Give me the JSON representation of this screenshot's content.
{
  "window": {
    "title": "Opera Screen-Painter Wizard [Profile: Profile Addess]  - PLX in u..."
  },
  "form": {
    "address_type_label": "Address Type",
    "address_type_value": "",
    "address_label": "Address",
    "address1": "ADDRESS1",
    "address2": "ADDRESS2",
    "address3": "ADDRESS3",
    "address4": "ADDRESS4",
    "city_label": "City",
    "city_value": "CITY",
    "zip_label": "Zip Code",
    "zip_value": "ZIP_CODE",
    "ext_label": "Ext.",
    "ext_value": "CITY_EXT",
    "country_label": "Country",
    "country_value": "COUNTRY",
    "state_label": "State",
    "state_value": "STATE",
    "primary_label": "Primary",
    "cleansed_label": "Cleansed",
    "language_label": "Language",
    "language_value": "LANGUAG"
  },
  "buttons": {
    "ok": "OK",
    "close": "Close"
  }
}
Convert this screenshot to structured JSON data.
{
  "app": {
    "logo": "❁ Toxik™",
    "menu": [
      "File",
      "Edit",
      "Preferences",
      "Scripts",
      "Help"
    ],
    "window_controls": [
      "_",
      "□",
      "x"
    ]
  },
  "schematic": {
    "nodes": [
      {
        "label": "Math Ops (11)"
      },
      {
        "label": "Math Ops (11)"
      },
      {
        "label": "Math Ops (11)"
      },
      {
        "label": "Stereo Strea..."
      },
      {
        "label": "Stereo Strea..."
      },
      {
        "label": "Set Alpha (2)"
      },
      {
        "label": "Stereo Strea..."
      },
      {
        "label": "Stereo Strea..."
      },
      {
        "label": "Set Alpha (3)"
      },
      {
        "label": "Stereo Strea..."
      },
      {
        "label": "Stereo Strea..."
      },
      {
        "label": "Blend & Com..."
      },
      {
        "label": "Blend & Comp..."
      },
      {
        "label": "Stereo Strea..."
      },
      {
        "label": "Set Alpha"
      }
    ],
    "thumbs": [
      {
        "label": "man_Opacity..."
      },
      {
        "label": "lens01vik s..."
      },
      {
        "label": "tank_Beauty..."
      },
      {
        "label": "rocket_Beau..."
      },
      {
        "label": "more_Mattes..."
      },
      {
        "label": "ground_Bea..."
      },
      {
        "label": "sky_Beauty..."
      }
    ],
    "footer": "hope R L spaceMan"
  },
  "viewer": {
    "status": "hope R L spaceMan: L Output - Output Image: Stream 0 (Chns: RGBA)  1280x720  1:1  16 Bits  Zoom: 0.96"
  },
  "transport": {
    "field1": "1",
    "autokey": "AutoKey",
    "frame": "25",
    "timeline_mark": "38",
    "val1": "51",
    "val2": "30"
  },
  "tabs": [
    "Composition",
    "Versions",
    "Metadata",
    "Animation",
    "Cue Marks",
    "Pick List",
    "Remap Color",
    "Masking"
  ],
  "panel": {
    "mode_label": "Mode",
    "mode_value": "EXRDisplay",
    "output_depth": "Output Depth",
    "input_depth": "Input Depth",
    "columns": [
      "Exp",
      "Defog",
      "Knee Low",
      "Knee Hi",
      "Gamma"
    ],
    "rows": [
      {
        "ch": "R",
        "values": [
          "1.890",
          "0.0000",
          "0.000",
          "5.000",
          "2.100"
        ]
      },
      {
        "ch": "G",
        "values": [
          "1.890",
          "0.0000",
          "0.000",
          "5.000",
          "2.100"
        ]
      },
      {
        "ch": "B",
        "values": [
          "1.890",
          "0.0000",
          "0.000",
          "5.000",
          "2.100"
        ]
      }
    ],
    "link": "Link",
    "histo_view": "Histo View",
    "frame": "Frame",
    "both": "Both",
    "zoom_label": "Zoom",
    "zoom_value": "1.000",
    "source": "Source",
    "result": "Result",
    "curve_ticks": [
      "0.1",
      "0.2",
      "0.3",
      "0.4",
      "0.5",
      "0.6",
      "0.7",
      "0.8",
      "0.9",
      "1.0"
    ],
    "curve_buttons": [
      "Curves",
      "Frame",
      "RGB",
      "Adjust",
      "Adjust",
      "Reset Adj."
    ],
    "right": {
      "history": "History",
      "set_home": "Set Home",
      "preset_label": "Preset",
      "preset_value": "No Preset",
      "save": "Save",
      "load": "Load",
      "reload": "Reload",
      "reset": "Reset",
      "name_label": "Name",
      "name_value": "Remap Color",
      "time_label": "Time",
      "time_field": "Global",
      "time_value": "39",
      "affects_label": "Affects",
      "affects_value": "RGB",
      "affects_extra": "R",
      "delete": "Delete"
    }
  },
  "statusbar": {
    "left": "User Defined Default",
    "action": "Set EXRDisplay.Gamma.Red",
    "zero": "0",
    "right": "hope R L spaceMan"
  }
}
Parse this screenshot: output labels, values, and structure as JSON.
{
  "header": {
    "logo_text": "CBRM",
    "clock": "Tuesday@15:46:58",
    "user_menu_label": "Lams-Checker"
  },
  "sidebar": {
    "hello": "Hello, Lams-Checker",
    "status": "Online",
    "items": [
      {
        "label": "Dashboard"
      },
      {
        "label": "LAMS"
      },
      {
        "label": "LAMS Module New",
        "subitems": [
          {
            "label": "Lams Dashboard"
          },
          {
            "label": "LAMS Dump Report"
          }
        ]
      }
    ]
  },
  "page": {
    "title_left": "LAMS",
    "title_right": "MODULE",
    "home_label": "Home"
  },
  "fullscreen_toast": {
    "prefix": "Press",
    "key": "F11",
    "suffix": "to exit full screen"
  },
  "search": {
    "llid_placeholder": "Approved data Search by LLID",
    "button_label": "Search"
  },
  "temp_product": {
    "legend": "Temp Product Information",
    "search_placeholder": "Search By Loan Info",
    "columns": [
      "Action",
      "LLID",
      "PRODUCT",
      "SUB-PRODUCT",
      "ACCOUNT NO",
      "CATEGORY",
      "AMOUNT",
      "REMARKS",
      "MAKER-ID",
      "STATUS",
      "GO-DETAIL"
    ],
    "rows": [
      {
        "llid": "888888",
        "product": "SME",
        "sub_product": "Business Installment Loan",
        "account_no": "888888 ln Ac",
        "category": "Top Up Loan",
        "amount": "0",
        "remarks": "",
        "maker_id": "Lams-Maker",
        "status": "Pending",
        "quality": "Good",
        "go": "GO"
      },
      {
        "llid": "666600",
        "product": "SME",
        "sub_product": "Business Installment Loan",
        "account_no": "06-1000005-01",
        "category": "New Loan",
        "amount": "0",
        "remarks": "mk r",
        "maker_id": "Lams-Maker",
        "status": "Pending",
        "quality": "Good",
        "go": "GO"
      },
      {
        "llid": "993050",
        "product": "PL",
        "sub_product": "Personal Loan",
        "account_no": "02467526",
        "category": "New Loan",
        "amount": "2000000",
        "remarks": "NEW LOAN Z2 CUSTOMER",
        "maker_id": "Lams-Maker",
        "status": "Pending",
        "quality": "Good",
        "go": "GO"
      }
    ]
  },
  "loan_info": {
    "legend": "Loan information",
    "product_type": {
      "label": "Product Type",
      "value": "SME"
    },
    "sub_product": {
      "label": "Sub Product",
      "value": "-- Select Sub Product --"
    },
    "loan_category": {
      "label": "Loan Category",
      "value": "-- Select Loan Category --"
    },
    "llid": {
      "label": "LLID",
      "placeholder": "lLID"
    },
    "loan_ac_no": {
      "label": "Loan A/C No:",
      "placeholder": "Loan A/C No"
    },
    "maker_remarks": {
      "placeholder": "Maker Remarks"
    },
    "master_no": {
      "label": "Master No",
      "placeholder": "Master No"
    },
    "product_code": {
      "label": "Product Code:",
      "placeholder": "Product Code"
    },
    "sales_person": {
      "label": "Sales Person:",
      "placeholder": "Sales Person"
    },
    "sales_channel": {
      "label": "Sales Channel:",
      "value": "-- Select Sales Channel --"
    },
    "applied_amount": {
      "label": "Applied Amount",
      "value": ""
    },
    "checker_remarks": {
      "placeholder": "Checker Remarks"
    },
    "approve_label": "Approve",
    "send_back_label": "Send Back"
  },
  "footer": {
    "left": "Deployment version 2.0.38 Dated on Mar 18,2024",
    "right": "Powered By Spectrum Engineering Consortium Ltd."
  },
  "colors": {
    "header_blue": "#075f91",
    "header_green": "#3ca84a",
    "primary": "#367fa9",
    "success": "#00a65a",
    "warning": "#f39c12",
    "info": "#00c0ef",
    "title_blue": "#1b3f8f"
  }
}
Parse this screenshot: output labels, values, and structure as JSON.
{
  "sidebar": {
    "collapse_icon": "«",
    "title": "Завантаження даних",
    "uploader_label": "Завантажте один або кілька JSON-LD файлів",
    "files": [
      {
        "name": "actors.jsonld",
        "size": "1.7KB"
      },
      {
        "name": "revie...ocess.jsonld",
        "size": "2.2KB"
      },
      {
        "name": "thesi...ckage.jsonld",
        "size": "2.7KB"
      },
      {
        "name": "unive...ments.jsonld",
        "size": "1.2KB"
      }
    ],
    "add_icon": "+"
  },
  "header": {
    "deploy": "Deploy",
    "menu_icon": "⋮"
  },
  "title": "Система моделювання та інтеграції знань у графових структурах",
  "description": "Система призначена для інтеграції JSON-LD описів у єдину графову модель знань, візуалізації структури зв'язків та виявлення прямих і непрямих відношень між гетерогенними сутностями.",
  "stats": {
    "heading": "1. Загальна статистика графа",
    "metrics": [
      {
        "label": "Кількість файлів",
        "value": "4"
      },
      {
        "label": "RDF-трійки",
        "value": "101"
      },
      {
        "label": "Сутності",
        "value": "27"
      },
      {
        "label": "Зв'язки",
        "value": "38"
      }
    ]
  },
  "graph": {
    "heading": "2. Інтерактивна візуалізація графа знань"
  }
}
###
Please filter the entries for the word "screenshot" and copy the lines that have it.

#### Answer section:
Give me the JSON representation of this screenshot's content.
Convert this screenshot to structured JSON data.
Parse this screenshot: output labels, values, and structure as JSON.
Parse this screenshot: output labels, values, and structure as JSON.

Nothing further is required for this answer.